A joint session of the House and Senate Judiciary Subcommittees will likely meet shortly after the beginning of the 2014 legislative session to consider measures to clarify the purpose, oversight and accountability of the state’s drug task forces, as well as make their operational and accounting procedures uniform across the state, Bell said.

David Hicks, the director of the 23rd Judicial District Drug Task Force, which operates along I-40 in Dickson County, told committee members that his task force’s budget, including the money for agents salaries and bonuses, relies solely on funds received from asset seizures—whether it be cash or through auctioning off seized property. While task force officials generally argue that nobody’s money gets taken unless there’s reason to believe it’s in some way connected to criminal activity, they acknowledge drug cops will sometimes seize cash from a vehicle if the sum is suspiciously large and none of the occupants offers a plausible and legitimate reason for  possessing it.

But media investigations into  “policing for profit” in Tennessee have uncovered instances where it appeared the officers confiscated money from motorists with little or no legal justification. An award-winning, years-long investigative series into the issue by Nashville’s News Channel 5 was discussed extensively during the Senate’s hearing last month.

Hicks said he was hesitant to discuss questions about his agency’s cash-seizing practices “out in public” due to “security problems.” But he invited the committee members to have an “off the record” meeting at his task force headquarters in Dickson to explore the issue deeper.

One case of asset seizure that Hicks was particularly “reluctant” to talk about during the hearing involved the seizure of $160,000 from a New York man traveling through the state. Hicks said it was later determined the man had “terrorist ties overseas.” Nevertheless, the man’s money was returned to him about a year later. Committee members questioned why the money was returned if it had connections to terrorism, to which Hicks replied, “The DEA returned it to him, we didn’t.”

A story by News Channel 5 that ran later in the day following Hicks’ testimony stated “there’s absolutely no evidence that the terrorism claim is true.”

Kelsey, who chairs the Senate Judiciary Committee, said a policy of tying a cop’s pay to how much money he or she seizes “just doesn’t make any sense.”

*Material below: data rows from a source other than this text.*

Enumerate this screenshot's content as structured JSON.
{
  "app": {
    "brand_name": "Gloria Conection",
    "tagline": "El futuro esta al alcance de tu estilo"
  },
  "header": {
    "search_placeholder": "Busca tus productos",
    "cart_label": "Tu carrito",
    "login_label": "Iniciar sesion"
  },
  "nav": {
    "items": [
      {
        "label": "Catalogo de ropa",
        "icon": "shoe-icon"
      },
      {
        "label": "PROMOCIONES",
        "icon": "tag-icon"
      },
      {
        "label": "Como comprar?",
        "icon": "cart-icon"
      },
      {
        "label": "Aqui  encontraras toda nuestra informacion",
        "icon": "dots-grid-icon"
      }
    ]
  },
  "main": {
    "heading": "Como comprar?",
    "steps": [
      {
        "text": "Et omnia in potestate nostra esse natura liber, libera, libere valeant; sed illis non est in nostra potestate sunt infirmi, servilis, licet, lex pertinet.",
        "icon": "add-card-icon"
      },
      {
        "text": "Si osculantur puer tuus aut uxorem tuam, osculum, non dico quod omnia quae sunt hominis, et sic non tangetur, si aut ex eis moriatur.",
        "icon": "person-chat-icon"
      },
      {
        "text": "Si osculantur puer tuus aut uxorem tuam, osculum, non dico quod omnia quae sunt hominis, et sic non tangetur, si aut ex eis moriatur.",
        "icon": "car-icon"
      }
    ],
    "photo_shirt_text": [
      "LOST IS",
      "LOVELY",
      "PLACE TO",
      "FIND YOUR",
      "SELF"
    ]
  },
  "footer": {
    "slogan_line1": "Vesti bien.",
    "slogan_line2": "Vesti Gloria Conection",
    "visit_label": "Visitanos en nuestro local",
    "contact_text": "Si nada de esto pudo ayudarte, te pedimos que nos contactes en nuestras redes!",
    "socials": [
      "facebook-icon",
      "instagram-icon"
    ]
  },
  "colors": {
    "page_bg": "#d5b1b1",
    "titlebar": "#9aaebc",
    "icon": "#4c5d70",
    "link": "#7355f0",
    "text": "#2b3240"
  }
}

“We’ve got to remove these incentives to go ahead and seize more and more money,” he said.

Bell, who chairs the Senate Government Operations Committee, drew a parallel between the habit of seizing money for funding drug task force operations to the unseemly practice of local police targeting out-of-town motorist not so much out of concern for traffic safety, but to beef up department budgets. Bell suggested it’s not unreasonable to conclude that when any law enforcement agency relies too heavily on funding from imposing fines or expropriating cash, it risks getting hooked on a potent and potentially corrupting financial incentive.

“I think the way they’re set up, it does at least create the appearance that that’s what’s going on — that they have to reach a certain level of funding, or they could lose their jobs,” Bell told TNReport after the hearing.

Bell also said he was disappointed and perplexed that the drug task force witnesses like Hicks didn’t seem better prepared to discuss their agency functions and activities.  “I had a hard time understanding why somebody would come to testify before us who didn’t have any answers to the questions that we asked,” he said.